Segment Start: DATA EXTRACT

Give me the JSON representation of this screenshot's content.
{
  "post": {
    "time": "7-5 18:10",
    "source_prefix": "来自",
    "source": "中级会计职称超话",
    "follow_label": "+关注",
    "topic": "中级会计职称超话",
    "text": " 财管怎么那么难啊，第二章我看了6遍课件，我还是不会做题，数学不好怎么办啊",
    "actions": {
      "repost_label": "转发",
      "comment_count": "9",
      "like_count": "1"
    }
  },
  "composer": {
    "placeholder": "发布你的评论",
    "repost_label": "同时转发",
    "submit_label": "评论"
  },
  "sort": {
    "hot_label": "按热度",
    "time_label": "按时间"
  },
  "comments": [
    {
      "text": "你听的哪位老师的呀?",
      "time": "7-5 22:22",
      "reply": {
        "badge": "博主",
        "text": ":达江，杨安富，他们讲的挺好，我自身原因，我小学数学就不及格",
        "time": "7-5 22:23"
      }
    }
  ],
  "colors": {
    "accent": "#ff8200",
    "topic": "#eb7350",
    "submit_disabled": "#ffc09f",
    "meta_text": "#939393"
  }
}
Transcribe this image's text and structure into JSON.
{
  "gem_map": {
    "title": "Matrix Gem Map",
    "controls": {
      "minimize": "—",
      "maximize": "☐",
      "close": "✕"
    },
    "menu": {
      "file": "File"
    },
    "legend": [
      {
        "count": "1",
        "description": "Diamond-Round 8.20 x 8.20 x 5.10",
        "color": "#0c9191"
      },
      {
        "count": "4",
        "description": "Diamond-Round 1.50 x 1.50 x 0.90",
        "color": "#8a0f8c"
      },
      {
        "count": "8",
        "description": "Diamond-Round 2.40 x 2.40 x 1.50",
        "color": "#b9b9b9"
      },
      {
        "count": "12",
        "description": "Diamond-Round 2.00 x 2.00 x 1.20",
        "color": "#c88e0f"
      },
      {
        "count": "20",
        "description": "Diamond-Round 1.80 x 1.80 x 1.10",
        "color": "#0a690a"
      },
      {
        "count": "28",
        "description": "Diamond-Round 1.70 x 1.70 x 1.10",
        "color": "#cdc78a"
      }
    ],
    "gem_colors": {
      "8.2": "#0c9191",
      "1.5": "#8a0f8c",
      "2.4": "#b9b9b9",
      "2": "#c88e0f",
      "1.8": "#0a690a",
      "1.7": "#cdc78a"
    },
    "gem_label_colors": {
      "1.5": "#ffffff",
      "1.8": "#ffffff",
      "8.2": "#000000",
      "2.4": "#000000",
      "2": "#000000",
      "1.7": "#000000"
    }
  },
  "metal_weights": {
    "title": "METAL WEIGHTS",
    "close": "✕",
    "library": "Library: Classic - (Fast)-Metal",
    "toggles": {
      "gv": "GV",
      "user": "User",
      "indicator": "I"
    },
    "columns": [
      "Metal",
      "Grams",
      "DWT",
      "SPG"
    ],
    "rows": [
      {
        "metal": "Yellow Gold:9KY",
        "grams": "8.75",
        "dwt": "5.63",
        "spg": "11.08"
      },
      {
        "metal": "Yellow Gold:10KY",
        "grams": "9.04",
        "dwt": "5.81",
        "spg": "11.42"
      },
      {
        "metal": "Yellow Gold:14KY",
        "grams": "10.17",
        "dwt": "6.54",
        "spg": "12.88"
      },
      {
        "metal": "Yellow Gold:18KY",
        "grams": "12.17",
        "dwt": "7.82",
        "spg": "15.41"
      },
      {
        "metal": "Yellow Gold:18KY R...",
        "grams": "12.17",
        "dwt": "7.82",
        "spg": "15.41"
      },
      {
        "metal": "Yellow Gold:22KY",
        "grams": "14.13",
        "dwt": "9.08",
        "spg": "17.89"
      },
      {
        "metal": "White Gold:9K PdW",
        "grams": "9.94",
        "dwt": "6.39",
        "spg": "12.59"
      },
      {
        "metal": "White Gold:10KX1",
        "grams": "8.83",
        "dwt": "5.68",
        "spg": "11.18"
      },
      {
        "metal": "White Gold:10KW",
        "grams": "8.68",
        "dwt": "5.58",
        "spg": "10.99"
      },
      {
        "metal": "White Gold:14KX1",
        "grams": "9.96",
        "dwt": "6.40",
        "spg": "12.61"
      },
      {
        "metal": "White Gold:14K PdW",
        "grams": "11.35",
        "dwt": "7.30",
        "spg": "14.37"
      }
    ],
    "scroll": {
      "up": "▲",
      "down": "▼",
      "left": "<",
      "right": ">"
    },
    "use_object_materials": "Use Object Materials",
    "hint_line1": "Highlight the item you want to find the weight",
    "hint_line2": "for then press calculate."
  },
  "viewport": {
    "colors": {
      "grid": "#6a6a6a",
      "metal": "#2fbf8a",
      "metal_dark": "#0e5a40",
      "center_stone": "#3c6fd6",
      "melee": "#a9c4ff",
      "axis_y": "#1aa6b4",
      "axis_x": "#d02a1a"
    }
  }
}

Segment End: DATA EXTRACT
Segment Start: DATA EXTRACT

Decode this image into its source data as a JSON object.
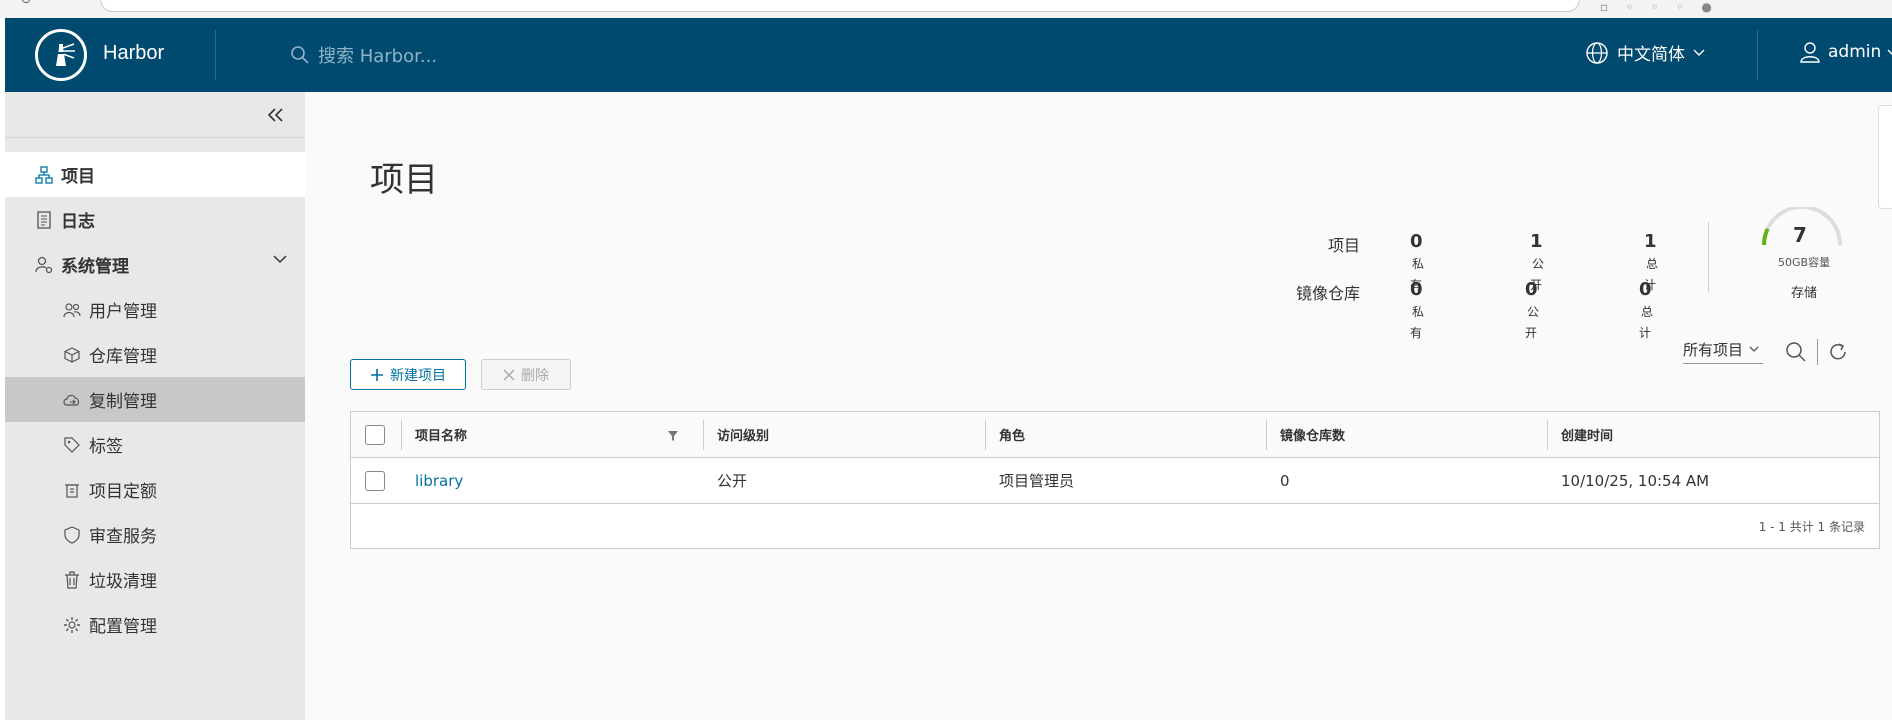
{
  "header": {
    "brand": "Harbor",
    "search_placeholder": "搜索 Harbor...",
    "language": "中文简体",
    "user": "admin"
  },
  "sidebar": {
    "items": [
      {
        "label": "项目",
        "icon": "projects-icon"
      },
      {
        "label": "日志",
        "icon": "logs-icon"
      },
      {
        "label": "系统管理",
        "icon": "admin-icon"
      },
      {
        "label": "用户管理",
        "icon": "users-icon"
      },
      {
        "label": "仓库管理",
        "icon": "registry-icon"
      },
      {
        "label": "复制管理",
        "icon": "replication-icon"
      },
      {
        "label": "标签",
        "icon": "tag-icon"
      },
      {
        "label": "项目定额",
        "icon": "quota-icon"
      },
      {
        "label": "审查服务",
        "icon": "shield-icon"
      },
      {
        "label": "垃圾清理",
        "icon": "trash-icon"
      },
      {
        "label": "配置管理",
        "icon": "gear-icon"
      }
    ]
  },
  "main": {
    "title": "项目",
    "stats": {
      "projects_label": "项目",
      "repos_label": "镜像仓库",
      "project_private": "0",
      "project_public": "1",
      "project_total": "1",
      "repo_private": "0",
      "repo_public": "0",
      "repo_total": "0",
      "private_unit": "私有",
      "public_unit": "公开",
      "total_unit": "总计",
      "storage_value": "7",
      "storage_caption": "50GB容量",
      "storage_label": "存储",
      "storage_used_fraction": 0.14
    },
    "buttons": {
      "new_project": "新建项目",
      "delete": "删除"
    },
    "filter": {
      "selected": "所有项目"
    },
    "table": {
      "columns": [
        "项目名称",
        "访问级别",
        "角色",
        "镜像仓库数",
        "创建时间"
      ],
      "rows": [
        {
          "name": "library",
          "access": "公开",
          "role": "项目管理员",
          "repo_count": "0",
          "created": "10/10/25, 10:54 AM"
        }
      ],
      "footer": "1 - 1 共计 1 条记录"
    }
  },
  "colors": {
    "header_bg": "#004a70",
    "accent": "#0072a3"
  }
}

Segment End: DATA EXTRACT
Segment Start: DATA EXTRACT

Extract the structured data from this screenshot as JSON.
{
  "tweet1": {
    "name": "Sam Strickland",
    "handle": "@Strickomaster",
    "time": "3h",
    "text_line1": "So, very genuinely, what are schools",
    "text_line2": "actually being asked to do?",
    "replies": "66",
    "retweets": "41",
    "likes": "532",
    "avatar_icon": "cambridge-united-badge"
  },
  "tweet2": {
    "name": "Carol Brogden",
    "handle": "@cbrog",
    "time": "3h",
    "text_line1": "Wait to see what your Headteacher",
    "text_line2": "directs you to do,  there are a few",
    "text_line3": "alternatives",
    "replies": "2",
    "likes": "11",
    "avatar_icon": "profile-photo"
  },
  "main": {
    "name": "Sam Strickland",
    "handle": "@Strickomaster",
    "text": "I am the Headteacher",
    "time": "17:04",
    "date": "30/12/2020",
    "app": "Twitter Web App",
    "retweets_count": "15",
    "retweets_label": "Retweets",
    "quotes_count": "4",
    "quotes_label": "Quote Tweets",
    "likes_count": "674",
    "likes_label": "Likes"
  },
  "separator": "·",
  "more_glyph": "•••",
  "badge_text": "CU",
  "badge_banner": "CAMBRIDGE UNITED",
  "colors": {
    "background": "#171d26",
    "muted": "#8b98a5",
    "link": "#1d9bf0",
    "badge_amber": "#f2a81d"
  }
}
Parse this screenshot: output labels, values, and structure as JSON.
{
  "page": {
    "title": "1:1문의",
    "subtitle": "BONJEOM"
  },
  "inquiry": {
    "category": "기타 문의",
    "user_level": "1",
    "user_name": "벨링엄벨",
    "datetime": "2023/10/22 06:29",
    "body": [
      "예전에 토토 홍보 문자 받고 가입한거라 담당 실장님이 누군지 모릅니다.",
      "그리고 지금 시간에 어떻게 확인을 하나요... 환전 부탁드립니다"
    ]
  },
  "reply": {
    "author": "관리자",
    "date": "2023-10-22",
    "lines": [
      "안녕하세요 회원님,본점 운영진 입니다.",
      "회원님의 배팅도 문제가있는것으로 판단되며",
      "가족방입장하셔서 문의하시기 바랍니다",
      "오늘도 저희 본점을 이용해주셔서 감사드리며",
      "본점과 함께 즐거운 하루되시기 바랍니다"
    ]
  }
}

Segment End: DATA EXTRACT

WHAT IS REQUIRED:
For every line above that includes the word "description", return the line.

YOUR SOLUTION:
        "description": "Diamond-Round 8.20 x 8.20 x 5.10",
        "description": "Diamond-Round 1.50 x 1.50 x 0.90",
        "description": "Diamond-Round 2.40 x 2.40 x 1.50",
        "description": "Diamond-Round 2.00 x 2.00 x 1.20",
        "description": "Diamond-Round 1.80 x 1.80 x 1.10",
        "description": "Diamond-Round 1.70 x 1.70 x 1.10",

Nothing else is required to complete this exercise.